  10. In addition, the Pelindaba Treaty is not limited to assuring the exclusively peaceful use of nuclear energy. Its parties commit themselves "to promote individually and collectively the use of nuclear science and technology for economic and social development"; they are "encouraged to make use of the programme of assistance available in the IAEA and, in this connection, to strengthen co-operation under the African Regional Co-operation Agreement for Research, Training and Development Related to Nuclear Science and Technology" (Article 8 of the Treaty).

  11. Under the Pelindaba Treaty the IAEA is entrusted with the obligation of verifying, through its safeguards system (Article 9(b) and Annex II of the Treaty), and in accordance with the complaints procedure provided for in the Treaty (Annex IV of the Treaty), compliance by the States parties with their commitment to use nuclear energy exclusively for peaceful purposes. The Treaty also specifies (in Annex II) that the safeguards agreement to be negotiated and concluded with the IAEA shall be, or shall be equivalent in its scope and effect to, the agreement required in connection with the NPT, and that a "party that has already entered into a safeguards agreement with the IAEA is deemed to have already complied with the requirement".

  12. For the purpose of ensuring compliance with the provisions of the Pelindaba Treaty, Article 12 of the Treaty provides for the establishment of an African Commission on Nuclear Energy. The Commission will, inter alia, be responsible for collating the reports and the exchange of information required by the Treaty and for reviewing the application of safeguards by the IAEA to peaceful nuclear activities in Africa.
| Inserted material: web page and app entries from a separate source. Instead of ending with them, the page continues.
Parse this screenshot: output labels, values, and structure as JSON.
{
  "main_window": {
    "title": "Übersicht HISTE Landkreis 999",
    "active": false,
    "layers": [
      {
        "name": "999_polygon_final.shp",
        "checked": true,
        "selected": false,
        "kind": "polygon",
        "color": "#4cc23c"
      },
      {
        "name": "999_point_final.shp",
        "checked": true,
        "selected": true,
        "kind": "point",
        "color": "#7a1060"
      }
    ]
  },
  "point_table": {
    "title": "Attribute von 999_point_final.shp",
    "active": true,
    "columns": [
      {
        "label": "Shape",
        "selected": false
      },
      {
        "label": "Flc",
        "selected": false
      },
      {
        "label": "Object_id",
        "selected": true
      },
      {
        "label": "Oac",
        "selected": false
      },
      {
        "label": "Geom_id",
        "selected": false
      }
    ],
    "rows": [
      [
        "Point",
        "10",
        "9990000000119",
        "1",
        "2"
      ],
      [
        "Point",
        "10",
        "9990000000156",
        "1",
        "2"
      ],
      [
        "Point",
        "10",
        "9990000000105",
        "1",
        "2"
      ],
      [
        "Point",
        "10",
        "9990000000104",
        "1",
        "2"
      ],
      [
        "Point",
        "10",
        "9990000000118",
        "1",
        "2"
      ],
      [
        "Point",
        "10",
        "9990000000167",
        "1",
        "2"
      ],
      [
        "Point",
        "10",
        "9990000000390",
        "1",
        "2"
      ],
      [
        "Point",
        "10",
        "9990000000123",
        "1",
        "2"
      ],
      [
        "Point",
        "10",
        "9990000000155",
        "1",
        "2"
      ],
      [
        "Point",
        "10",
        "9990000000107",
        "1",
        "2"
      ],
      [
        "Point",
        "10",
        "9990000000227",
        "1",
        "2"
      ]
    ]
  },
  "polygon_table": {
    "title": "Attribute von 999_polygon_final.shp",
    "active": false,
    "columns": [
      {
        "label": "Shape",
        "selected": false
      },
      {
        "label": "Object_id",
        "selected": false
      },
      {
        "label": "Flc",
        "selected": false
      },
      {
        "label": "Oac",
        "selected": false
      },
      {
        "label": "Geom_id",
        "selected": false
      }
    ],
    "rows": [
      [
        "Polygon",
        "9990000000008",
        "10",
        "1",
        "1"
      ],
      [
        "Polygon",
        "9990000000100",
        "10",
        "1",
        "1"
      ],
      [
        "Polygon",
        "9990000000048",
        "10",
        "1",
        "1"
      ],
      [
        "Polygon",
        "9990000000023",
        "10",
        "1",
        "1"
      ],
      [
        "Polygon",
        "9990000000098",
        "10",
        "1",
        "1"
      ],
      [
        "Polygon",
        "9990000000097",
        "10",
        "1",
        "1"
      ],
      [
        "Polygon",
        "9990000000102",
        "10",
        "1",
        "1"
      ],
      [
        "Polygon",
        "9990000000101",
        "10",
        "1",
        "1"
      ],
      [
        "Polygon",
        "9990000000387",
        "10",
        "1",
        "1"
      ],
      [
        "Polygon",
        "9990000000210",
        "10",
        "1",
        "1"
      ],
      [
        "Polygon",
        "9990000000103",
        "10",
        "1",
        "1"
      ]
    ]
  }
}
It would also encourage regional and sub-regional programmes for co-operation in the peaceful uses of nuclear science and technology and be responsible for promoting international co-operation with extra-zonal States for the peaceful uses in the aforementioned field.


Conference for the Signing of the African Nuclear- Weapon-Free Zone Treaty (the Pelindaba Treaty)
Speech by the Director General of the IAEA, Dr. Hans Blix
Cairo, 11 April 1996